Soft bait are those jiggly rubber worms that are also used for bass. They come in a variety of colors and sizes and (new and without hooks) are a hit with kids to play with in camp. If your soft bait lure tears, you can heat a straightened paperclip (on the camp stove) and gently melt the edges of the plastic back together by dragging the heated clip through the tear and pressing the edges back together. (Use pliers to grasp the clip and gloves to protect your hands!)
Jig heads are a small, hard plastic lure with a single barbed hook attached. There are different types, but basically think a round ball with a painted eye on it and a hook sticking out. There are round head, axe head, bean heads and more.
Experiment with retrieve speed and color. Good color patterns to start with are those that mimic natural baitfish.
This means that you’re going to test how fast to reel in and what color of lure you’re using. This is where the science of fishing ends and the experimentation begins- keep trying different combinations until you find the one that catches trout.
If you want to catch trout, and if casting and reeling in aren’t really your thing, then you’ll want to check out my Sure-Fire, Trout-Catching Set-Up for a great way to bottom fish for trout. Did you miss my Sure-Fire, Trout-Catching Set-Up? It was published on SetYourHook.com on May 6, 2010.
Readers Weigh In:
- What are your favorite trout fishing techniques?
- Do you have a favorite lure or bait that you use?
- Do you prefer to use lures (cast & reel method) or to bottom fish?
ESP Boss discovered this set up for our trout tackle about nine years ago and since then we’ve had excellent trout catching success.
- Size 12 or 14 treble snelled hooks (the ones with line attached are easier to use and faster to change out when the fishing is hot)
- 1/8 oz egg weights
- 4 lbs test fishing line
- Berkley® Power Bait
On your fishing line, thread one or two egg weights. These will slip up and down the line. Then attach the swivel. Attach a treble hook line to the swivel. Cover the hook with the Power Bait, only using enough to completely cover the hook, about the size of an olive.
(The “fishing line” in the photo is actually sewing thread so you can see how the line is set up.)
I personally use two egg weights with my Eagle Claw fishing pole. I have a very flexible action and with just one weight, my casts barely clear the weeds on shore.
Under water, the weights go to the bottom, and the Power Bait floats above the rocks and weeds, making sure the trout can find it. I prefer the slip sinker method rather than pinching on split shot because I think the slip sinkers are more adaptable to the underwater conditions. If you pinch a split shot at 15 inches above the swivel, that’s where it is, with no flexibility.
I’m addicted to using Yellow Power Bait, not having much success on other colors. It’s a good idea to have at least a few jars of different colors in your tackle box, just in case.
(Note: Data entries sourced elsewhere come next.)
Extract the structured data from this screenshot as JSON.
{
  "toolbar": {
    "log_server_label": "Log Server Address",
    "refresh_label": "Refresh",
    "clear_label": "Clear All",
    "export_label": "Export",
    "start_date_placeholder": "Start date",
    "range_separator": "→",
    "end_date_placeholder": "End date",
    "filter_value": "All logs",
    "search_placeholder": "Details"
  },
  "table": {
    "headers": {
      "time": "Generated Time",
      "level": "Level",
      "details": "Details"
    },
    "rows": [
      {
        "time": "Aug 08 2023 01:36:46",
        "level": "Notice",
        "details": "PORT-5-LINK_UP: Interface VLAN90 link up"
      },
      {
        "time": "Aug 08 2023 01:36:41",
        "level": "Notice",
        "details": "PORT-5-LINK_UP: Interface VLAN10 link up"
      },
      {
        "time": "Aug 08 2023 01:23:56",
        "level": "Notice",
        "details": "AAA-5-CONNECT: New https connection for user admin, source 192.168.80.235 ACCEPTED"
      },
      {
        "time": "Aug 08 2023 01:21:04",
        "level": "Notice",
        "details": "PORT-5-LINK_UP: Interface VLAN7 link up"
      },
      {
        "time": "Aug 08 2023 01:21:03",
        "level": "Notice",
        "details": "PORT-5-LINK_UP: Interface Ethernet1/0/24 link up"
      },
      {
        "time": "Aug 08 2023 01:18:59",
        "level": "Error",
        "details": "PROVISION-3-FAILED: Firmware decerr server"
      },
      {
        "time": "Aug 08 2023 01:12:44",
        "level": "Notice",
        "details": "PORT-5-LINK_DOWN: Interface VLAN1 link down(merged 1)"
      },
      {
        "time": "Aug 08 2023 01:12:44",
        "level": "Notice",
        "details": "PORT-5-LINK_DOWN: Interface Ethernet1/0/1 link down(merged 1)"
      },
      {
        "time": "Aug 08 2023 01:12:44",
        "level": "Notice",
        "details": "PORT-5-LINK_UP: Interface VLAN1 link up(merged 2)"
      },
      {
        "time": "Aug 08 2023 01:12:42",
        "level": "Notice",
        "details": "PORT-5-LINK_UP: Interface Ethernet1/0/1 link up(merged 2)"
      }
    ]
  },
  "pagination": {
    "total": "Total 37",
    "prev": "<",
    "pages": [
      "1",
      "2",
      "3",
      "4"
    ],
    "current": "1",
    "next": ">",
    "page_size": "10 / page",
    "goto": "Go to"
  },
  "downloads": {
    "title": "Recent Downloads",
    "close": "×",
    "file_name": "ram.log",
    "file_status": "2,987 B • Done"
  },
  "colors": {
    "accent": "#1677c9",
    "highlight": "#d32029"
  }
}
The other colors I use are: white, chartreuse, pink, and anything with sparkles.
If you prefer worms, salmon eggs, corn or other bait, they’ll all work with this set up, but floating bait works the best.